Australian OpenThe Australian Open takes place in Melbourne Park, Melbourne at the Rod Laver arena. In 2009 it finishes on the 1st of February.
The All England Lawn Tennis Club (AELTC) was built to be a "home" for British tennis.
In high school and college teams, there are about 20 (this is an estimate) players. However, only a select few of those 20 can be placed in the competition. Here's a rough outline of the draw:
In doubles, there are 2 players against 2 players. In singles, there is 1 player against 1 player. I've played singles and doubles, so I for sure know this part. In team competitions, the school that wins the most matches wins. If there is a tie, I believe they add up the games (actual games, compared to points).
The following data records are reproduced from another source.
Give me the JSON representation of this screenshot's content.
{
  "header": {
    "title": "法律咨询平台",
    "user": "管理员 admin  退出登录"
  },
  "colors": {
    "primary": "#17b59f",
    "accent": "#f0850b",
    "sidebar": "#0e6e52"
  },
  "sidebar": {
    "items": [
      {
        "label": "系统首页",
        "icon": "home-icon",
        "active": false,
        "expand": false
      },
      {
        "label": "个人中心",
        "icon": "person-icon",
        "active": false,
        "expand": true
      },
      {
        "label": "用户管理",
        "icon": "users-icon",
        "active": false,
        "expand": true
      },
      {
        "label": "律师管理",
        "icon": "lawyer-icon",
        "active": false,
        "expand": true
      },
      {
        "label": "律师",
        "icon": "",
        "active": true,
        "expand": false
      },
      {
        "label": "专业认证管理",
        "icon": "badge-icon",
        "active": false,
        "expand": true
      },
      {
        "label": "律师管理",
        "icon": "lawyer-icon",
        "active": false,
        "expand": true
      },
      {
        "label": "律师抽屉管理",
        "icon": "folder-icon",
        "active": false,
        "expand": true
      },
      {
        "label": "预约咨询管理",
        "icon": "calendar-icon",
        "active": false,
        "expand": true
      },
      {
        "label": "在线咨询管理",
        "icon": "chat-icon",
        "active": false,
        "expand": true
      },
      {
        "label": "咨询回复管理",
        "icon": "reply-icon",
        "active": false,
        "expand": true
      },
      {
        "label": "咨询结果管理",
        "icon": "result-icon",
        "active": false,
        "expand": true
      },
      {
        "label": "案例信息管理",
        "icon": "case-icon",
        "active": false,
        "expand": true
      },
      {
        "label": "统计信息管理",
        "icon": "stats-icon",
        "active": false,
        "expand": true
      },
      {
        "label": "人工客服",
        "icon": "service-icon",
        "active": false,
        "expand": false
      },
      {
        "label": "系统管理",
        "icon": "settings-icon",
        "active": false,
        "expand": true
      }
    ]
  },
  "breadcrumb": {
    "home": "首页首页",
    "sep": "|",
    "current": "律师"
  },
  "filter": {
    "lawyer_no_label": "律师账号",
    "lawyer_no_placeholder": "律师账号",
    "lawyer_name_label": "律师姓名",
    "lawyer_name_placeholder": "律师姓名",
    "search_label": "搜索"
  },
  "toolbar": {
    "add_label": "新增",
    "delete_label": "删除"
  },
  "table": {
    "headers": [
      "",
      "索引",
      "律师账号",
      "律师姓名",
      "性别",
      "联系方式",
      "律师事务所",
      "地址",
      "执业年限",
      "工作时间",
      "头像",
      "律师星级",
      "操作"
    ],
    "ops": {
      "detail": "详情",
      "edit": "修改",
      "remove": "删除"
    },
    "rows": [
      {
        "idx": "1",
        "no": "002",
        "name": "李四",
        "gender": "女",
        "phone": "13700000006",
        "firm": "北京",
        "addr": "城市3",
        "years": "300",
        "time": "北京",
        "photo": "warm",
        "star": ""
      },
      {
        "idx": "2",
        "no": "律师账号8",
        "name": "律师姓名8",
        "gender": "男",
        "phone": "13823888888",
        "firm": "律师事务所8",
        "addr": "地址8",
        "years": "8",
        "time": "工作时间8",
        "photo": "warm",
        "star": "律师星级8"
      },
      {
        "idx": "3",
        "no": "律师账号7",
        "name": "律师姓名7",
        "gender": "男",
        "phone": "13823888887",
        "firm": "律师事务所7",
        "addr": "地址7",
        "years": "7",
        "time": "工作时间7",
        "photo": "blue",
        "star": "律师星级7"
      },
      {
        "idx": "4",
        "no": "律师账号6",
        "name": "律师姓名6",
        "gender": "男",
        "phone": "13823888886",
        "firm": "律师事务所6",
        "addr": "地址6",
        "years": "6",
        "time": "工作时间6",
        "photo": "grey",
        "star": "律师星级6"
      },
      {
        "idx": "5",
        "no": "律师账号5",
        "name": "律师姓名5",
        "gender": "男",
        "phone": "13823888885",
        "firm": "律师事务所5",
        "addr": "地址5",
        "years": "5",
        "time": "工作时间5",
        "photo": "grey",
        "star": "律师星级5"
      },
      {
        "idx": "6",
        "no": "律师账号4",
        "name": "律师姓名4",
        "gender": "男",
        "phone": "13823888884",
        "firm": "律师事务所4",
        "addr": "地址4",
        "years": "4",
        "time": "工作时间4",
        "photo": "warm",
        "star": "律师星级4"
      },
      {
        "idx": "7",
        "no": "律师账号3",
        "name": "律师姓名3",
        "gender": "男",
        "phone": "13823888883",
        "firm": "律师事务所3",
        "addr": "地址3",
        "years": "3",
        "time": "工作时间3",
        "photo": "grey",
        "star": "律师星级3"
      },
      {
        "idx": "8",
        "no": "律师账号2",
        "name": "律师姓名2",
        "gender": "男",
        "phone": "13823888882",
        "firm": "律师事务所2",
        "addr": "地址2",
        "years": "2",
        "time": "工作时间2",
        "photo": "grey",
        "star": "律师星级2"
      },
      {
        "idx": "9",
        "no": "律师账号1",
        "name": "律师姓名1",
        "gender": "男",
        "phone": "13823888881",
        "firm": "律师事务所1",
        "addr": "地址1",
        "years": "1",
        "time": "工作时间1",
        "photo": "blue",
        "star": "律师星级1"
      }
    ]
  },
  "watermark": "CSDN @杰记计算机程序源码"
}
It is hard for one school to dominate, though it is certainly possible. You have to not only have a strong player, but many strong players. If your #1 singles player is ready to go pro, good for you! But if the rest are horrible, the coach might as well toss the keys in the trash and give up hopes for winning.
The 2011 US golf open was won by Rory Mcilroy and the 2011 US tennis open, was won in the mens by Novak Djokovic and in the womens by Samantha Stosur.